I’ve elided a lot of verbiage in which, among other things, Specter argues that he’s reviewed records and applicable law to arrive at his decision. After the exchange above, there was a vote by role call. All the Republicans voted not to swear in the witness, all the Democrats voted that he be sworn. There are, of course, more Republicans on the committee than Democrats.
LEAHY: Mr. Chairman, I don’t…
SPECTER: Let’s not engage in protracted debate on this subject. We’re not going to swear this witness, and we have the votes to stop it.
Wednesday, February 8, 2006
Well Ryan Marie has been hard at work lately. She has three achievements to report:
- She set an all-time record last night by sleeping 8 uninterrupted hours, much to her parents’ glee.
- She flipped herself from her tummy to her back unassisted the other day, although this may have been an accident.
- She seems to have swatted at various objects with clear and deliberate intent. This is a forerunner to actual fine-motor control.
Here is a picture in case you’ve forgotten what she looks like:
Friday, February 3, 2006
By now, everyone has probably heard the “tale of two shirts”: Cindy Sheehan, of harassing-Bush fame, was wearing a T-shirt that read “2,245 Dead. How many more?” while attending the State of the Union, and found herself hustled out of the chamber. Separately, Beverly Young, wife of Florida Republican Rep. Bill Young, was wearing a T-shirt reading “Support our Troops” was similarly ejected.
The news reports I’ve seen seem to largely lump the two incidents together to report that the cops decided they shouldn’t have ejected either woman. The San Jose Mercury News’ article, for example, has the headline:
Police red-faced over T-shirt tussle
EFFORT AT EVEN-HANDEDNESS FALLS FLAT; ACTIVIST, GOP WIFE WON’T FACE CHARGES
The article opens:
The chief of the Capitol Police on Wednesday dropped a charge of unlawful conduct against anti-war activist Cindy Sheehan and apologized for ejecting her and the wife of an influential Republican congressman from the State of the Union address for wearing T-shirts with war messages.

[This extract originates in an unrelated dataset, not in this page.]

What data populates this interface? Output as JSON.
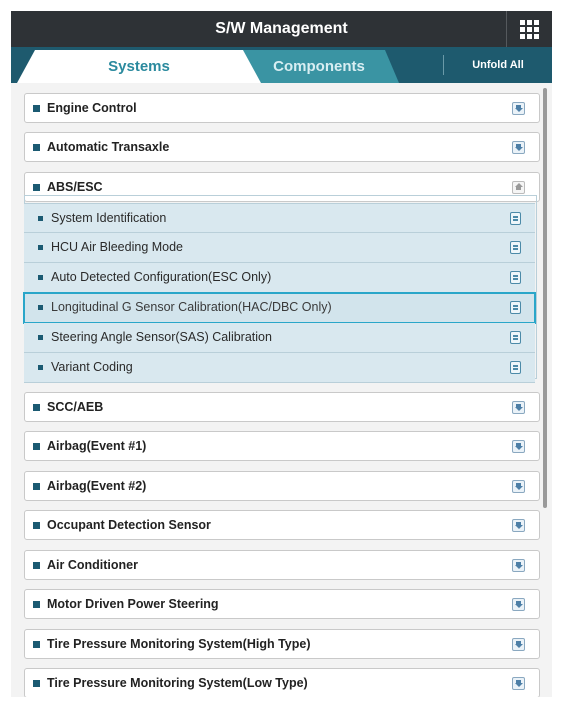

So, nothing much to see here, right? Two women showed up with war-related slogans, both were ejected, and the cops later admitted this was a mistake. Fairness and even-handedness all around, right?
The articles I’ve read seem to be glossing over the fact that the two women were actually treated quite differently:
- Beverly Young argued with the cops; calling them idiots and demanding to know what law she had broken. Nonetheless, she walked away under her own recognizance.
- Sheehan, on the other hand, by her own account, was hauled out of her chair, handcuffed, driven away, fingerprinted, charged with “unlawful conduct”, and held in a cell for four hours.
An MSNBC article mentions that:
Sheehan was taken away in handcuffs before Bush’s arrival at the Capitol and charged with a misdemeanor, while Young left the gallery and therefore was not arrested, Gainer said.
Aside from the fact that both women obviously “left the gallery”, whether they wanted to or not, this portrayal is at odds with Sheehan’s claims about what happened, and all other articles I happened across.
A Washington Post editorial mentions, in the same offhand way as several other articles, that “On Wednesday, the chief apologized to both women”. The Mercury News article, though, makes clear that the Capitol Police Chief held a meeting to apologize in person to Congressman Young and his wife, whereas he only “left a similar message with Sheehan”.
The Mercury News article quotes Young like this:
Beverly Young, who regularly visits wounded soldiers, said she “was treated like a criminal.”
Is Beverly a friend to children and small animals, too? Does she leave a trail of sunshine and light wherever she goes? Sheehan is characterized a little further down as being someone who “blames Bush for the death of her soldier son, Casey, in Iraq”, which is, of course, true. One wonders, though, why the article didn’t characterize her as, say, “founder of a Families for Peace initiative”.
Congressman Young proclaimed from the House floor, regarding his wife’s hideous ordeal:
“Because she had on a shirt that someone didn’t like [...], she was kicked out of this gallery,” Young said, displaying the gray shirt that had caused her trouble. “Shame, shame.”